In Yorkshire it's quite common to drop consonants in every day speech, so one might pronounce over as ower, so it's easy to see how Evre (already pronounced Eever) could become Eeyer and then Eeuer.

Then of course there is the W - pronounced as a V in Germany, and Dickens had his characters using a W sound in some words where a V is the norm (Uriah Heap was wery wery humble). People from India will usually pronounce a V as a W, hence Wewers.  And it can be seen there was distortion from B and F into a V.
Although the link to Evers and Evre seems quite strong, a book on English surnames suggests that Vevers or Veevers comes from vivares, a dealer in victuals, ie a grocer. Another explanation, if the connection to Evers can be established, gives an alternative through the name Ewers or Ewerie, which means water carrier.

Yet a further explanation comes from fevre, which was an iron worker, a blacksmith.

Vevers or Veevers could also derive from weaver. Surnames thus are seen to have several origins, firstly from the name of the father with for example Fitzwilliam (or Macdonald  or Johnson), secondly from the person's home village or town, and thirdly from their occupation (Baker, Smith, Carter etc). 
The Huguenots
In my searches I've frequently come across the name Evers - you'll see above that there were quite a lot in Rothwell. This is a quite common name on the continent and there are suggestions that the Vevers line might have originated from Huguenot immigrants. The fact that Vevers and Evers predates both of the Huguenot migrations in the late 16th and 17th centuries, and very few are known to have made it up north makes me doubt this.

 Irish link

Some detail from my researches can be seen in an article I wrote for the Eivers web site. The Eivers, Ievers and other variants are an Irish family, some of whom I believe have a common origin along with the Vevers family, though I think it's likely that Vevers branched off well before the Eivers went to Ireland. See The Evre Family of Buckinghamshire and Their Eivers Descendents at Eivers website.

I discuss in the Eivers site how the peerage may not be extinct. What happened was that after Ralph died in 1707, it was presumed that no more heirs were alive. It could only go to a direct male descendent of the first baron Evre but it is possible there may be still be a blood line in existance in Ireland. This isn't likely to benefit anybody in the Vevers line, since even if a connection can be proven it's likely to have diverged earlier than the first baron was created in the 1500's. Also I don't think any of the current Eure family who live in North Carolina will connect either. I think it's  possible that they descended from Robert d'Evre who went to the Isle of Axholme in Lincolnshire in the late 13th century.

I have also considered the possibility of the name continuing through an illegitimate line.

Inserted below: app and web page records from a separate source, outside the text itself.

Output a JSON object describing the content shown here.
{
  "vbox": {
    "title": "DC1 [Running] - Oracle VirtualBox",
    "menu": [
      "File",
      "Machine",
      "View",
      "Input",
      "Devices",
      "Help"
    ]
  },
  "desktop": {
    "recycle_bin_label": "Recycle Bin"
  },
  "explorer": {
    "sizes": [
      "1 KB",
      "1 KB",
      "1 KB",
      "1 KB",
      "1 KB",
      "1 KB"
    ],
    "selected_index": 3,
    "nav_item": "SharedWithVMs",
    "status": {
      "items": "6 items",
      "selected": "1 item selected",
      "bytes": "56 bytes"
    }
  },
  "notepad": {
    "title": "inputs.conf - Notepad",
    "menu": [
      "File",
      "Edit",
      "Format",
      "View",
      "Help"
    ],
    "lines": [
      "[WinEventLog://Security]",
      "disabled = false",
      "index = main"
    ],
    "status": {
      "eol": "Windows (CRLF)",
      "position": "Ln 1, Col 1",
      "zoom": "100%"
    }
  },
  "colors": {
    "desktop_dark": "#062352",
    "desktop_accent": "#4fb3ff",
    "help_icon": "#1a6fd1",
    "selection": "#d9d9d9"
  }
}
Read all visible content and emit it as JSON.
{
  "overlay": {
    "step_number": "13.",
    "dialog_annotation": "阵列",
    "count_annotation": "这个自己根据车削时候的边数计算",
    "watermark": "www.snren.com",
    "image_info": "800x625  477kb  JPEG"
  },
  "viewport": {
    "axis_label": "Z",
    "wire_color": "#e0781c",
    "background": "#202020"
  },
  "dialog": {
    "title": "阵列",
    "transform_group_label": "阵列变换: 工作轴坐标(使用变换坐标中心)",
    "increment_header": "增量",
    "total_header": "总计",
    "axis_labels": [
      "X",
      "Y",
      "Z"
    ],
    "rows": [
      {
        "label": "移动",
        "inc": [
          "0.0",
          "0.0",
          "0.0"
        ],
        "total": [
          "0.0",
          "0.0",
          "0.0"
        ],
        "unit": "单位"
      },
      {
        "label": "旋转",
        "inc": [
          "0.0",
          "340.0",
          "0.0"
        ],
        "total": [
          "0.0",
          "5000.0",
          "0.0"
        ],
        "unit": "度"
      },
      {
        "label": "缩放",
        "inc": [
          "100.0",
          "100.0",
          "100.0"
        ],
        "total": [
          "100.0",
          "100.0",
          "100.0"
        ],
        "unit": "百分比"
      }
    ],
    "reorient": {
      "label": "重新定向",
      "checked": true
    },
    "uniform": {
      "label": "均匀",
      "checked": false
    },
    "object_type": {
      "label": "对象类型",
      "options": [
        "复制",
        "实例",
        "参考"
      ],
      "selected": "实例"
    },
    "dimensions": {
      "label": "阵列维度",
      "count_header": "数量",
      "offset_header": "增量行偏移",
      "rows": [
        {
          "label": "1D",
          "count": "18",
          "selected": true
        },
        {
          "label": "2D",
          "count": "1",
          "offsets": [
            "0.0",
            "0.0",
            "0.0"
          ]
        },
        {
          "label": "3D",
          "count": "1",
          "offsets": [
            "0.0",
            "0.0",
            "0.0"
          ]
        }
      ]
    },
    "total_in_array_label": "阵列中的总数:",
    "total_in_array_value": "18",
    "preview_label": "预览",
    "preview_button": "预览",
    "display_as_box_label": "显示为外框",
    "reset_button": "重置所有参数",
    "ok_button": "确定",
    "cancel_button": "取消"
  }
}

Quite a number of Evers are to be found in Malton after the main family had disappeared. This could equally likely have happened with the early Potterton family which possibly became Vevers.

It's interesting to think that the Vevers family may descended from a noble family but it's worth remembering that everybody is said to have descended one way or another from Alfred the Great.

It's fairly easy to calculate that going back to my great great great grandfather, 57 people (men and women) from non Vevers families  have gone to make me, and if you go back to 1500 we're up to about half a million, so there's not a lot of original Vevers blood in my lineage. Far less the blood of the ancient Evre family. If you keep going back to the Norman conquest I, and everybody else living have more ancestors than the entire population of all the people who have ever lived.

Given that this is not possible, it indicates that most lines have interbred probably several times over.

There are numerous examples of illegitimacy and where the name follows the female line, and as we see with Richard Wilkinson, a name change. There are also a lot of people who we can only guess at because of gaps in the records, and who have left nothing to indicate that they ever lived. However because Vevers is a relatively uncommon name we have a better chance than most following the lines back to an early age.